■ **WHAT YOU ARE ASKED TO DO**
Nothing in the data should change when you return it, but leave the pictures out.

■ **DATA EXTRACTS**
———

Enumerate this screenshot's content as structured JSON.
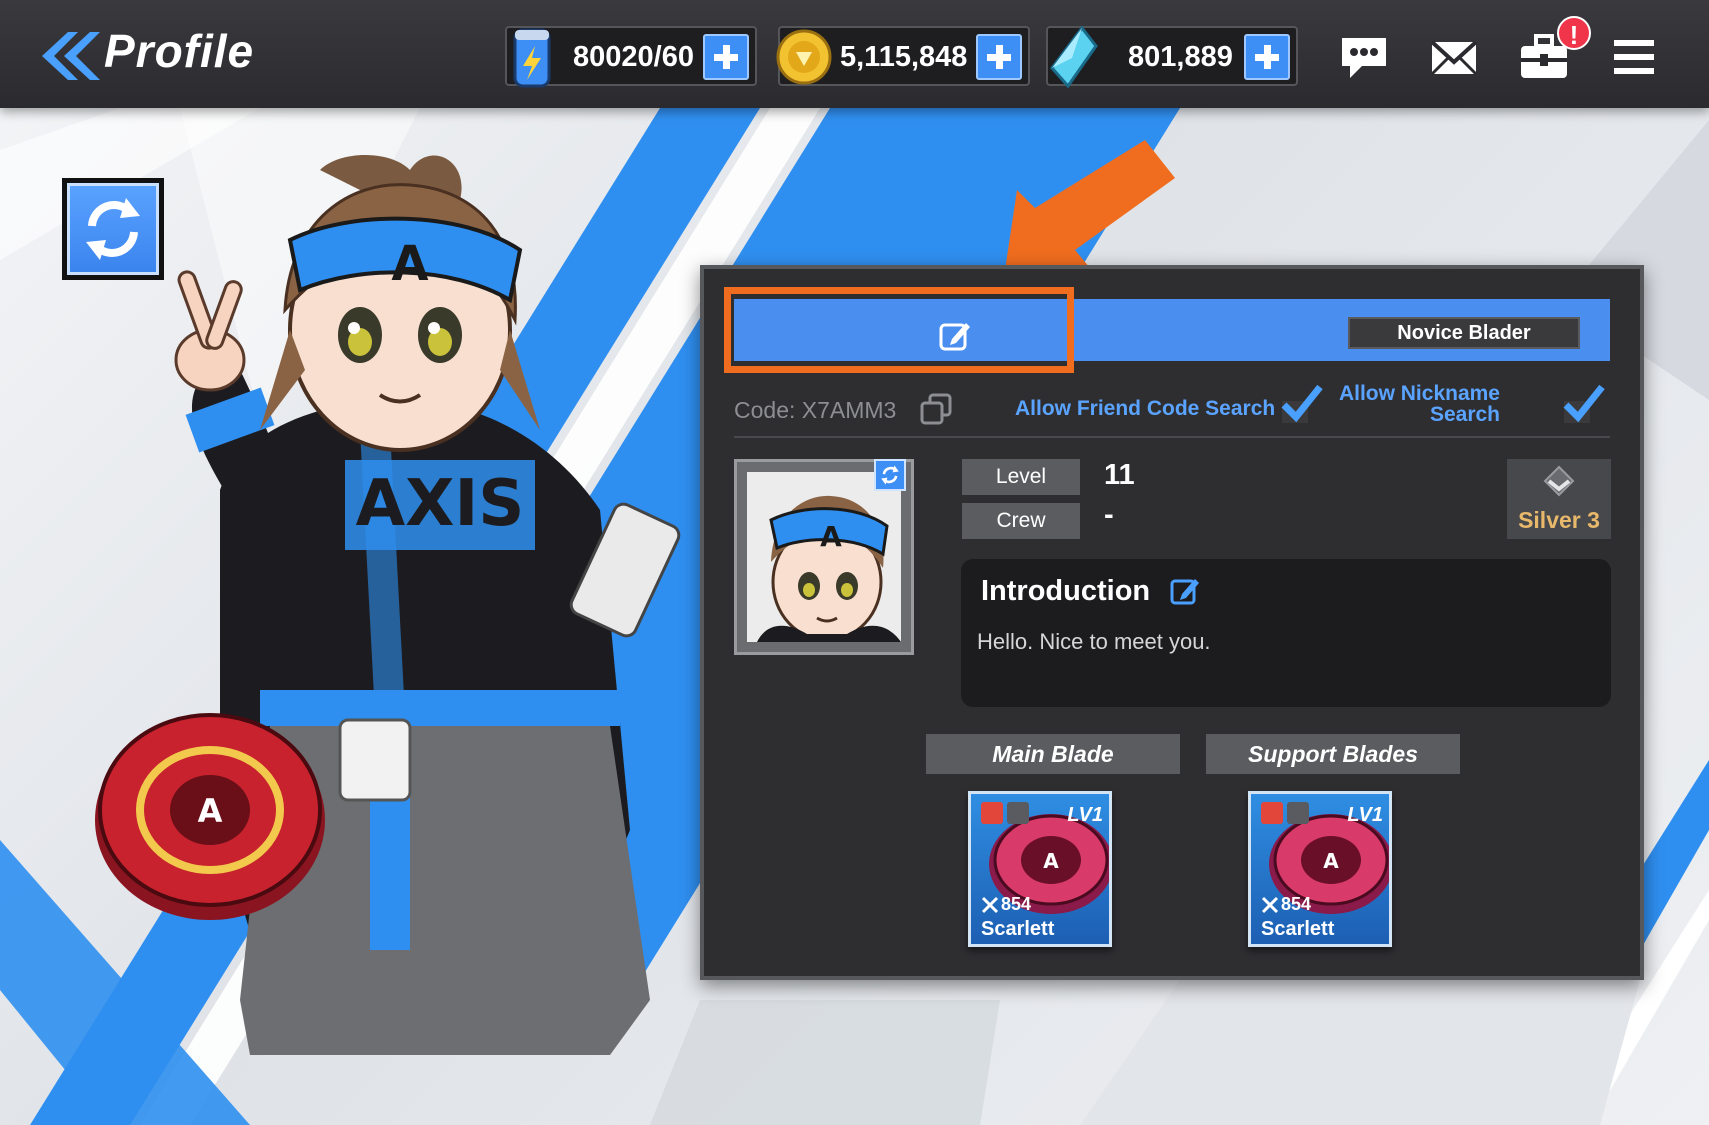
{
  "header": {
    "title": "Profile",
    "currencies": [
      {
        "icon": "energy-can-icon",
        "value": "80020/60"
      },
      {
        "icon": "gold-coin-icon",
        "value": "5,115,848"
      },
      {
        "icon": "crystal-gem-icon",
        "value": "801,889"
      }
    ],
    "notification_badge": "!"
  },
  "profile": {
    "title_badge": "Novice Blader",
    "code": "Code: X7AMM3",
    "allow_friend_code_search": "Allow Friend Code Search",
    "allow_nickname_search": "Allow Nickname Search",
    "level_label": "Level",
    "level_value": "11",
    "crew_label": "Crew",
    "crew_value": "-",
    "rank": "Silver 3",
    "introduction_title": "Introduction",
    "introduction_text": "Hello. Nice to meet you.",
    "main_blade_label": "Main Blade",
    "support_blades_label": "Support Blades",
    "main_blade": {
      "level": "LV1",
      "power": "854",
      "name": "Scarlett"
    },
    "support_blade": {
      "level": "LV1",
      "power": "854",
      "name": "Scarlett"
    }
  },
  "colors": {
    "accent_blue": "#4a8ef0",
    "highlight_orange": "#f06d1f",
    "rank_gold": "#e8b86b",
    "link_blue": "#5aa3ff"
  }
}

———

■ **YOUR RESPONSE**
Enumerate this screenshot's content as structured JSON.
{
  "header": {
    "title": "Profile",
    "currencies": [
      {
        "icon": "energy-can-icon",
        "value": "80020/60"
      },
      {
        "icon": "gold-coin-icon",
        "value": "5,115,848"
      },
      {
        "icon": "crystal-gem-icon",
        "value": "801,889"
      }
    ],
    "notification_badge": "!"
  },
  "profile": {
    "title_badge": "Novice Blader",
    "code": "Code: X7AMM3",
    "allow_friend_code_search": "Allow Friend Code Search",
    "allow_nickname_search": "Allow Nickname Search",
    "level_label": "Level",
    "level_value": "11",
    "crew_label": "Crew",
    "crew_value": "-",
    "rank": "Silver 3",
    "introduction_title": "Introduction",
    "introduction_text": "Hello. Nice to meet you.",
    "main_blade_label": "Main Blade",
    "support_blades_label": "Support Blades",
    "main_blade": {
      "level": "LV1",
      "power": "854",
      "name": "Scarlett"
    },
    "support_blade": {
      "level": "LV1",
      "power": "854",
      "name": "Scarlett"
    }
  },
  "colors": {
    "accent_blue": "#4a8ef0",
    "highlight_orange": "#f06d1f",
    "rank_gold": "#e8b86b",
    "link_blue": "#5aa3ff"
  }
}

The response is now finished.